[Website and app data records]
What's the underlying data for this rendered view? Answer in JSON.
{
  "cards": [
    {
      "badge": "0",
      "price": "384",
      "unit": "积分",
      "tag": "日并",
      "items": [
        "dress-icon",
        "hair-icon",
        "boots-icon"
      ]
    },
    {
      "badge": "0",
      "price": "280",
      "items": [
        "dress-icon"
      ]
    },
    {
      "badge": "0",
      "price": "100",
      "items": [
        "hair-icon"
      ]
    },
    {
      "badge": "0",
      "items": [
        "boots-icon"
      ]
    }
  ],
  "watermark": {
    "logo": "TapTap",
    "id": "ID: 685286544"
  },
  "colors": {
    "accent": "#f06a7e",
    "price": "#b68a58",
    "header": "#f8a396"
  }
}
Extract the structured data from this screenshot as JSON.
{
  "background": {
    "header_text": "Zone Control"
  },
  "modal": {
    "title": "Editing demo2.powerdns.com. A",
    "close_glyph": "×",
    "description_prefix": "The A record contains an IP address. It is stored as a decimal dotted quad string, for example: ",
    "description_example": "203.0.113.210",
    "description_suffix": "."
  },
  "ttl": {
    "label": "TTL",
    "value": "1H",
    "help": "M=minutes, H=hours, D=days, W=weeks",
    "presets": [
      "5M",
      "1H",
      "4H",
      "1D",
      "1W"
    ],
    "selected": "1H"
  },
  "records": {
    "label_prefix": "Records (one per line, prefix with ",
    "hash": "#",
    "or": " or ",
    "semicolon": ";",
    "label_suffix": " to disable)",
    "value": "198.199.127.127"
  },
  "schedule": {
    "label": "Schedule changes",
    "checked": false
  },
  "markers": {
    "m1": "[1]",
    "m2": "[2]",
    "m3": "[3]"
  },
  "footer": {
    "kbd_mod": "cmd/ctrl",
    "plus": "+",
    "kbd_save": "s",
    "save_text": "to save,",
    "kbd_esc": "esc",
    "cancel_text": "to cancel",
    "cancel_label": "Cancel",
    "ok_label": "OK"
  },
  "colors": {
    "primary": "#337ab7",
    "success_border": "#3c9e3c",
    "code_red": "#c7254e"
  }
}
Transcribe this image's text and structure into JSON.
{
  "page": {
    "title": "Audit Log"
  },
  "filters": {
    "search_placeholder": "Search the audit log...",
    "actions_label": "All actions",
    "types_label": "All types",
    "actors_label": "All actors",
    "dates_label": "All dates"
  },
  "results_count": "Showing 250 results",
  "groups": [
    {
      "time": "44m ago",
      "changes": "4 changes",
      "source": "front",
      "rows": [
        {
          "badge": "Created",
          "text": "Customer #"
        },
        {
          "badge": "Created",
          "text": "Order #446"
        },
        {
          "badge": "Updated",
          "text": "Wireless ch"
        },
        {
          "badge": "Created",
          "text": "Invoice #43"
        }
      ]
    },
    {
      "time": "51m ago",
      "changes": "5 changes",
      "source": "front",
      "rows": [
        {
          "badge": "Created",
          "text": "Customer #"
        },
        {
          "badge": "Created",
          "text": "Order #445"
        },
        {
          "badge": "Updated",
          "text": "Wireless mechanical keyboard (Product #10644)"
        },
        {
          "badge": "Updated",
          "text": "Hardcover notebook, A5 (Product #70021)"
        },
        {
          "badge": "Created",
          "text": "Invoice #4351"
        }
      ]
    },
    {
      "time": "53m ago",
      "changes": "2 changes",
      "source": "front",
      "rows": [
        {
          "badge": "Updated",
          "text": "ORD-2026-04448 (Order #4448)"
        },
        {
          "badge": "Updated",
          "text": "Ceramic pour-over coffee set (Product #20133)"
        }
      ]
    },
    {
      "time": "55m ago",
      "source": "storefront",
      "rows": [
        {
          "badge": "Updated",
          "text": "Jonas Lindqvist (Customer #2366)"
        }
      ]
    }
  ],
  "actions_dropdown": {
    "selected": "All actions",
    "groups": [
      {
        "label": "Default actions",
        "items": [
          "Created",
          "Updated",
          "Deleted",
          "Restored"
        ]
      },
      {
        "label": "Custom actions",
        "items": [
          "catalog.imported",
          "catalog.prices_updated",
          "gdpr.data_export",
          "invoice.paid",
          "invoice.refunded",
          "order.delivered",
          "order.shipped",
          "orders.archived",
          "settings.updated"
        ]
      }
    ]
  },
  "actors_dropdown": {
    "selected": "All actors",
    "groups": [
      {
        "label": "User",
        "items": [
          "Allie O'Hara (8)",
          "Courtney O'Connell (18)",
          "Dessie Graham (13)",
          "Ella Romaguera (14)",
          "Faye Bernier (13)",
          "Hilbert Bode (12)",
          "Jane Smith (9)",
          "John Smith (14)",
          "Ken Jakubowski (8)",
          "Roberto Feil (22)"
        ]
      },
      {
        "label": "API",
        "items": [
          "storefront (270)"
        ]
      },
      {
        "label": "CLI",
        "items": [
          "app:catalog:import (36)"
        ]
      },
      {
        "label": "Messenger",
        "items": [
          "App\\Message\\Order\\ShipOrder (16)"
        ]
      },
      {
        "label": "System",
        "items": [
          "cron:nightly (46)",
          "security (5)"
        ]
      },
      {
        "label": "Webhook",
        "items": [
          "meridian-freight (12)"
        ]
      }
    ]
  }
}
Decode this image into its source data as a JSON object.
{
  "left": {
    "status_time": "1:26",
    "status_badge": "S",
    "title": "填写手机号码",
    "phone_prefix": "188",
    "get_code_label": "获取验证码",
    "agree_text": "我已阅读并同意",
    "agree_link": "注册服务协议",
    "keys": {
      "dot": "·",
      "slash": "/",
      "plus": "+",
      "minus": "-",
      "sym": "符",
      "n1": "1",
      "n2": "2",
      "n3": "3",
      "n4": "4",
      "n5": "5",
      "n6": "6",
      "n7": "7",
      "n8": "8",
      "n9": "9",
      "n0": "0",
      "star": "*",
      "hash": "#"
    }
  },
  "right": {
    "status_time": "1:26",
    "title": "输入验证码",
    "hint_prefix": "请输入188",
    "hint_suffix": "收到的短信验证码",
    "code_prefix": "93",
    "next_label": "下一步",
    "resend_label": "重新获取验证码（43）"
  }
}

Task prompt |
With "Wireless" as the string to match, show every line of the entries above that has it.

Response box |
          "text": "Wireless ch"
          "text": "Wireless mechanical keyboard (Product #10644)"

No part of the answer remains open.